In the larger context of so much political tumult and loss of life, the revolution grant, while well intentioned, is largely irrelevant. Just one in a glut of similar opportunities, the main problem with is its rudderless approach to the issues at stake. Only a year ago, Al-Mawred al-Thaqafy’s Egyptian director, Basma El-Husseiny, argued in favour of working with the region’s undemocratic regimes to draft more beneficial state policies for the arts and culture sectors. Who could blame her? At the time, these regimes appeared immovable.
The region’s alternative art scenes may have always been independent from the state, but they have nonetheless benefited from a form of patronage that developed in the 1990s and accelerated (alongside the so-called War on Terror) in the ten years since 9/11. In Beirut, for example, artists and artists-led organizations have long been vocal about their distrust of Lebanon’s government institutions, which are largely indifferent to the arts. But, like their counterparts elsewhere in the region, these same artists and organizations have been supported for two decades now by a consortium of private foundations and foreign development agencies, including the Ford Foundation, George Soros’ Open Society Foundations, the Prince Claus Fund and more.

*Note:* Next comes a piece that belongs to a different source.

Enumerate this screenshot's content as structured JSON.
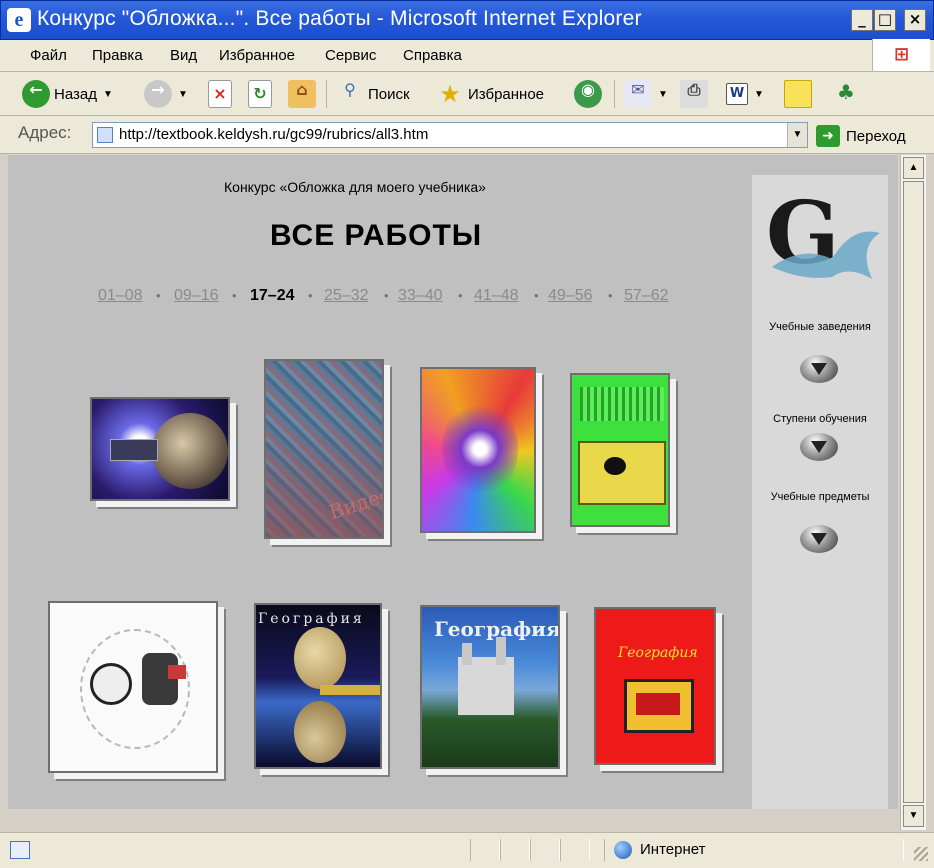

This is all laudable. But the argument that global NGOs in the post-Cold War era have caused more harm than good by letting governments off the hook in developing countries is nothing new. Arts funding has become synonymous with supporting civil society initiatives, human development agendas and democracy promotion, but at what point does funding art become a cop-out? Supporting a film festival or initiating grants is easy compared to addressing rampant unemployment, a decrepit economy and an education system in freefall; it’s possible to argue that the very existence of these festivals and exhibitions can have the adverse effect of making bad regimes look good.
No funding is innocent, and, in this respect, the situation in the Arab world is symptomatic of the art world’s hazy complicity with a kind of privatizing, neoliberal agenda, which is elsewhere dismantling the notion of enlightened state support of the arts. If the question now is how should the arts be funded, then the next question is what is art for? Revolution may open up a space to debate art’s purpose, but counterrevolution will always instrumentalize its presence.